The Worst Chemicals in Your Home May 25, 2017 12:27
Endocrine disruptors have been called a "global health threat," and of the 1,300 out there, these are the worst.
When the United Nations comes out with a report calling something a "global health threat," we should probably be more than a little concerned. And that's exactly what happened in early 2013 when the World Health Organization and the UN Environment Programm applied the term to a class of chemicals known as endocrine disruptors. The reason: A growing body of research is linking these potent chemicals, which interfere with the endocrine system that regulates your hormones, to global rates of chronic disease and infertility.
"Never has there been a time in history that the disease burden of the human population is predominantly chronic disease, not communicable or infectious disease," Thomas Zoeller, PhD, professor of biology at the University of Massachusetts, Amherst, and a coauthor of the report, told us at the time. "We can't prove that this is related to endocrine-disrupting chemicals, but we can't continue to deny their impact."
Now the nonprofit Environmental Working Group (EWG) and the Keep a Breast Foundation are sounding alarm bells about the health threat of these chemicals. Of the roughly 80,000 chemicals used in everyday goods, 1,300 or so are considered endocrine disruptors, also called Endocrine disruptors.
The nonprofits just released a report outlining the "Dirty Dozen," a list of endocrine disruptors that highlights the worst of the worst—and the ones you're most likely exposed to every day. Here's how to avoid them:
What it does: Perhaps the most widely studied endocrine disruptor on the market, BPA actually started out in the 1930s as a synthetic estrogen given to women. So it's no surprise that this hormonal chemical has been found to act like estrogen, with current exposure levels leading to things like decreased sperm production in men, early puberty in girls, and fertility problems in both genders, or that animal studies have linked it to greater chances of miscarriage. BPA also interferes with metabolic hormones BPA also interferes with and plays a role in heart disease, obesity, and diabetes.
Where it's found: BPA is found in the linings of food cans, and it's used as a coating on receipts. The chemical is still used in some plastic products and as a flame retardant, as well, but thanks to the lack of laws requiring companies to disclose how BPA is being used, it's impossible to know all the places where the nearly 3 billion pounds of the chemical produced each year wind up.
Easiest way to avoid it: Opt for fresh, frozen, or homemade versions of your favorite canned foods. You can also limit additional exposures by rejecting unnecessary receipts when shopping.
What they do: Dioxins and dioxinlike compounds like PCBs and the pesticide DDT are known to cause cancer, but they're also considered one of the most toxic classes of chemicals know to man.

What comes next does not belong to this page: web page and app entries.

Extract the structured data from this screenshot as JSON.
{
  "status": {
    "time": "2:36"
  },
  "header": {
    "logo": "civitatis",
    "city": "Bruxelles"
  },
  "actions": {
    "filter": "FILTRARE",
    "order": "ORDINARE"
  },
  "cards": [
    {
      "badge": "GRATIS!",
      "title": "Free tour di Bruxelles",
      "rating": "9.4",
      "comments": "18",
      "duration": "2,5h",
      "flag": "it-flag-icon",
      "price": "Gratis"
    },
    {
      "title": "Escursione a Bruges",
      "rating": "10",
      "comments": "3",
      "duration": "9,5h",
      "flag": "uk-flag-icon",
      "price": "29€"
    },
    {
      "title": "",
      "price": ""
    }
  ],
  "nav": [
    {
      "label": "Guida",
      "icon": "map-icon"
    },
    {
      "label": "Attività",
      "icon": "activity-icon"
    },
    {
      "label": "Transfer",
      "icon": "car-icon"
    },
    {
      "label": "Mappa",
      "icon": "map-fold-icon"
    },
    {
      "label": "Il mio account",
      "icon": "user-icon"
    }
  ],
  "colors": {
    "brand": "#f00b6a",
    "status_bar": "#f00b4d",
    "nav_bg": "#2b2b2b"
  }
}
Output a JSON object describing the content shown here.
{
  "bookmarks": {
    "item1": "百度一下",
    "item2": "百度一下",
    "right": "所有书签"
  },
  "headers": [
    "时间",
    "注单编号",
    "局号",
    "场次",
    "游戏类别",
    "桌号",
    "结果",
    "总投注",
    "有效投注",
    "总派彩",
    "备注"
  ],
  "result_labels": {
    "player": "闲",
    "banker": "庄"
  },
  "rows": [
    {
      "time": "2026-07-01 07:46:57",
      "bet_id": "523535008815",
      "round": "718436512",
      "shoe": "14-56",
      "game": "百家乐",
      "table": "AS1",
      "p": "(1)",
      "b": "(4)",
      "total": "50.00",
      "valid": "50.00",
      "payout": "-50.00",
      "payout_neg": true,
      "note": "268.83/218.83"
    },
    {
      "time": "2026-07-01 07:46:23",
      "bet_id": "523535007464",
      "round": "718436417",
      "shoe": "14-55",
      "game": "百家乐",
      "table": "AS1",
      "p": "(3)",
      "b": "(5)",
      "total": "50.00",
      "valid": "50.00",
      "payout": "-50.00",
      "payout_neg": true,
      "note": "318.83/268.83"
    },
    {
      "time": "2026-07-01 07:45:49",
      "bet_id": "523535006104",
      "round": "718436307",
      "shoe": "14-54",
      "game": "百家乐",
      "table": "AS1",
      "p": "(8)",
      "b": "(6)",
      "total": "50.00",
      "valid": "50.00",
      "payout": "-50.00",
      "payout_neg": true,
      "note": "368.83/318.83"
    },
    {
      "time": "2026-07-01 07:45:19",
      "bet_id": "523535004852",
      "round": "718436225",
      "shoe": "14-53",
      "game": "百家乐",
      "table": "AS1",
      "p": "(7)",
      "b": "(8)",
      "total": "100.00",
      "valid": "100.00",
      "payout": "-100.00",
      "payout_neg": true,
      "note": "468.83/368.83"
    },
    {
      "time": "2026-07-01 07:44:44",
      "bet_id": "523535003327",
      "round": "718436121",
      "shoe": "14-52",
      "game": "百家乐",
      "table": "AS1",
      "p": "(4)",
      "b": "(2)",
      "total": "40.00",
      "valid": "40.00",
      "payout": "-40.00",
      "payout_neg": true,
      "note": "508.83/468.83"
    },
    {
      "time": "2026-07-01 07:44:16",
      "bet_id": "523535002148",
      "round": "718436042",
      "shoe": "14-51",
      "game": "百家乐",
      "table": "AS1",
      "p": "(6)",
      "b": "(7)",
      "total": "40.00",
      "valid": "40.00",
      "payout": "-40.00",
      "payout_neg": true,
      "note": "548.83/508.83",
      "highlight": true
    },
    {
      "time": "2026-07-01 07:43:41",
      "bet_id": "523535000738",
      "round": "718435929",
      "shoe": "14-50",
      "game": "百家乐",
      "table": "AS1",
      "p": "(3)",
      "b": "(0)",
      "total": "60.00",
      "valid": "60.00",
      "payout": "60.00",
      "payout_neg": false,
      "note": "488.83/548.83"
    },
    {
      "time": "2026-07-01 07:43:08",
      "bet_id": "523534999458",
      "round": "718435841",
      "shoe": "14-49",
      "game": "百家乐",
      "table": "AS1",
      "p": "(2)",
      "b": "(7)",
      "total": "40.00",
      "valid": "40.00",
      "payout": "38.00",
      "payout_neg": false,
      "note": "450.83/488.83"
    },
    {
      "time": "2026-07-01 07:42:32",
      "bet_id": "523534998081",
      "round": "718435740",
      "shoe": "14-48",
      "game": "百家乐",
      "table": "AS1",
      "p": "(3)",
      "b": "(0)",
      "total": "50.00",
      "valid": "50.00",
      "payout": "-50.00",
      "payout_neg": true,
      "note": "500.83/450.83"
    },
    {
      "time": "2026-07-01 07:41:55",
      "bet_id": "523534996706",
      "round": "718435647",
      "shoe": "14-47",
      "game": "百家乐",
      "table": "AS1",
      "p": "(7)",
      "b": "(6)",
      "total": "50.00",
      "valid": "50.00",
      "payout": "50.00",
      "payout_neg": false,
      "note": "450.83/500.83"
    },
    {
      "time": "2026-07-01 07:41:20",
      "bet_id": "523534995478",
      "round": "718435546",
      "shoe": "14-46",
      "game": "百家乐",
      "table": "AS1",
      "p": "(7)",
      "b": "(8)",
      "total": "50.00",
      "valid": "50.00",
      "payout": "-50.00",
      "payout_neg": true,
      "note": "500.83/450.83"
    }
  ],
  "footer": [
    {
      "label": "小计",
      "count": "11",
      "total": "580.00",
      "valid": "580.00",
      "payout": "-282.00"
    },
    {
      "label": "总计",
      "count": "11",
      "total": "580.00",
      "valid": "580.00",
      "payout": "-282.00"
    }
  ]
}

Among their hormone-related effects: decreased fertility, diabetes, endometriosis, immune system problems, lowered testosterone levels, miscarriages, and reduced sperm counts and quality.
Where they're found: Municipal waste incineration produces large quantities, but chemical bleaching of paper and wood pulp accounts for huge quantities in the air and water. Dioxins build up in the fatty tissues of animals and are very widespread in the food supply.
Easiest way to avoid them: Reduce your consumption of fatty meat and dairy products.